I have been deeply honored to be included as an associate member with this truly excellent group of military writers. These are my top four reasons for joining the Military Writers Guild.
No. 1: Help.
I would love to share some of my experiences from Iraq in a meaningful way — a way that would allow the next generation to really understand the depth and history of the country. But, the meaning of what I’m trying to say tends to get lost in the words. I ask myself, “am I conveying the proper sentiment here?” “Are my words truly reflective of my experience?” “How can I state this better?” Writing is difficult. I am accustomed to academic writing, but not literary, policy, or current events writing. Bottom line: I am here because I need help.
No. 2: Feedback.
I am a big fan of military blogs and news mediums — mostly for the discussions that take place in the comments section.

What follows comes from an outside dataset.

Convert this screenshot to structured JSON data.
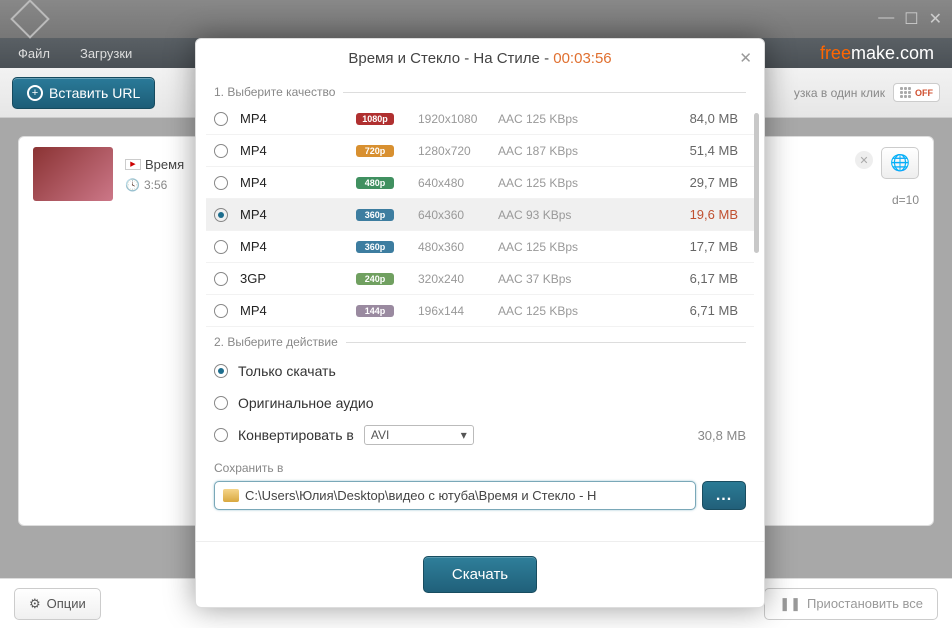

I have found that sometimes the discussions in the comments section are just as informative as the original piece. This group is well read on military topics from many angles: historical, strategic, literary, political, technical, and current affairs-based. I joined the MWG because of the very clever and well-informed people it has attracted. The guild has a wide range of expertise: military spouses, combat veterans, war college graduates, and published authors to name a few.
No. 3: Perspective.
I truly enjoy reading what my peers have to say. I love foreign policy and military strategy, but I’ve been out of the military myself for several years. When I was in the military, I found that some academics tended to live in “ivory towers.” I vowed to never become that person. Now that I’m an in an academic field, I have a duty to live up to that promise. Writing about foreign policy and sharing ideas with professionals who are actually working in the field is a great way to gain perspective and never lose sight of the real reason for academic literature.
No. 4: Venting, then taking action.
Much like MWG associate member Phil Walter, I became disillusioned with the U.S. response to the Islamic State last year. Perhaps this is not the best reason…but, I am frustrated with the state of U.S. foreign policy and our national security strategy. So, I can either stay angry and curse at the television, or I can do something about it. I’m finding that there are quite a few people in my generation that feel the same way. I find this to be both a source of inspiration and a source of motivation. And, for now, I will continue to #WriteOn.